● **EXERCISE DETAILS**: Report back the lines in this listing that carry the string "children".

________

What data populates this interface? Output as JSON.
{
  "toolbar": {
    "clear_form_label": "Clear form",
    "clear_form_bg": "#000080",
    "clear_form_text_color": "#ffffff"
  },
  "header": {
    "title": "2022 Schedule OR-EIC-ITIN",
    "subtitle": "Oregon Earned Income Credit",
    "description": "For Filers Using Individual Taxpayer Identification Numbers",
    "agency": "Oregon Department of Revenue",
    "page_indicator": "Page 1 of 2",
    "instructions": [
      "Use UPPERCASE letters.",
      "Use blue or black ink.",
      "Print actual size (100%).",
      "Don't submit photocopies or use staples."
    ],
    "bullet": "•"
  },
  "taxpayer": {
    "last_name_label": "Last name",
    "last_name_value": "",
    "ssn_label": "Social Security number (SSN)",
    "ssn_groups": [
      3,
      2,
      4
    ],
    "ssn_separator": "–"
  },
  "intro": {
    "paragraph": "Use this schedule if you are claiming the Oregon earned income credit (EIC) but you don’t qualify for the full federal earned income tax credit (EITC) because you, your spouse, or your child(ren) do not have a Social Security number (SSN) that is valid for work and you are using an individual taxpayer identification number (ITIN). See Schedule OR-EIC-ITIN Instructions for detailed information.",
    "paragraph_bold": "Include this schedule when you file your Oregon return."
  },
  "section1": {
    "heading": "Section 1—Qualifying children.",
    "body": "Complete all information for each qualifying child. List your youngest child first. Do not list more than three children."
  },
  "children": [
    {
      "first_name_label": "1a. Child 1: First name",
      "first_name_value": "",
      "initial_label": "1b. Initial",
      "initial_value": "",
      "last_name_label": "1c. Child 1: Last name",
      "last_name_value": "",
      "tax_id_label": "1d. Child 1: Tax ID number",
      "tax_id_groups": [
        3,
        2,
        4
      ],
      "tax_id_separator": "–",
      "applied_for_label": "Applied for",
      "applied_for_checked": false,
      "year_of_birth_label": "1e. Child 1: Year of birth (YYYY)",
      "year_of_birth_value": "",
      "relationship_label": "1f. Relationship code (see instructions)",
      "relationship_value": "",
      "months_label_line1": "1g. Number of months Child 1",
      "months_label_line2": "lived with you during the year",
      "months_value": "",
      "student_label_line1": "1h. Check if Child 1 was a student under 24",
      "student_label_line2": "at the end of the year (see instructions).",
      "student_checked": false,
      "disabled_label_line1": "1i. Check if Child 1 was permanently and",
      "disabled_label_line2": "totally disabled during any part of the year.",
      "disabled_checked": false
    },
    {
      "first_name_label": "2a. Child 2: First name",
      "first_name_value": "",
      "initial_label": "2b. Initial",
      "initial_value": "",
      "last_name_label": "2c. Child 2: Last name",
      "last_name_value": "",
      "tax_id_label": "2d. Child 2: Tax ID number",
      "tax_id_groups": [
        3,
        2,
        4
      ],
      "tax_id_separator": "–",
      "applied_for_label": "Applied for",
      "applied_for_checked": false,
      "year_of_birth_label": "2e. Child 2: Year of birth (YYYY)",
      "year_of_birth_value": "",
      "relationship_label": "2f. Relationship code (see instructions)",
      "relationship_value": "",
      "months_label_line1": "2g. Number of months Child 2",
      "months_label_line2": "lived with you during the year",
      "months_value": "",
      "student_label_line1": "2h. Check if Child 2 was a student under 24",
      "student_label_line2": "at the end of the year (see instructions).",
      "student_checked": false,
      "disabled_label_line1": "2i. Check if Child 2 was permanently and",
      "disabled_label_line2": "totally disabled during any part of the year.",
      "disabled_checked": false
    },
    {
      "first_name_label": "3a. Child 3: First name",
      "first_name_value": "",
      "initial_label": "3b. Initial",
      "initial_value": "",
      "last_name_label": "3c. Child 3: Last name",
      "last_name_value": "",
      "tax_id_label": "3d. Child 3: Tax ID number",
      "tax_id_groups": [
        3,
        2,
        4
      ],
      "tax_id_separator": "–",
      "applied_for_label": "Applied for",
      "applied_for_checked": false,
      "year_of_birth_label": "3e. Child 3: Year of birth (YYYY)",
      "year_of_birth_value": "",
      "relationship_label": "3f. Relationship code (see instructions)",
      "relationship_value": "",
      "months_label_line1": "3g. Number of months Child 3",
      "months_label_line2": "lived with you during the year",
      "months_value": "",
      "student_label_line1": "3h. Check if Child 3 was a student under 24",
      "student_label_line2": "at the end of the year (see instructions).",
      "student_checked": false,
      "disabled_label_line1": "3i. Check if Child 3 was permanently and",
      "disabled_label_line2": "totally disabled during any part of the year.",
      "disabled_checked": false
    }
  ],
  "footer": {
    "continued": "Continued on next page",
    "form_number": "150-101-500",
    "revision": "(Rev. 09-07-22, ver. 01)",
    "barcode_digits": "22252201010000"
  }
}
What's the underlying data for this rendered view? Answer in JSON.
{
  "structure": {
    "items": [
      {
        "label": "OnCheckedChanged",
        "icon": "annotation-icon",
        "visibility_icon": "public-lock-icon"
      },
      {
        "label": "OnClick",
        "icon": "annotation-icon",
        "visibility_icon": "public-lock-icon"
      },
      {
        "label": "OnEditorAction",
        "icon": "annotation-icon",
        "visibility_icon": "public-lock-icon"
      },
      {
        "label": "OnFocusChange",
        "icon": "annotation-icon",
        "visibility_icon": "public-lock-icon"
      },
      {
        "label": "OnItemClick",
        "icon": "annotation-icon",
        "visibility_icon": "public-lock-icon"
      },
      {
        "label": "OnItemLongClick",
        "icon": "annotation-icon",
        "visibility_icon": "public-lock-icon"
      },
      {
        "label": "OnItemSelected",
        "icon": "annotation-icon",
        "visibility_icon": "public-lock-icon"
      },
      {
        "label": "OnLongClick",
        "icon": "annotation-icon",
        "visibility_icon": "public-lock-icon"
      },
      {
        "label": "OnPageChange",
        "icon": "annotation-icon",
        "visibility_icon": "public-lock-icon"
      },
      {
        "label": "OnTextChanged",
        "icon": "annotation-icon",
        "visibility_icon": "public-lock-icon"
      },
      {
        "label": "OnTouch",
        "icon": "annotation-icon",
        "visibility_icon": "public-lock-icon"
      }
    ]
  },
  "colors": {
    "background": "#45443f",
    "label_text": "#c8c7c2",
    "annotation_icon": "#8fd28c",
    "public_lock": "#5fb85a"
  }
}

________

● **TASK RESULT**:
    "heading": "Section 1—Qualifying children.",
    "body": "Complete all information for each qualifying child. List your youngest child first. Do not list more than three children."
  "children": [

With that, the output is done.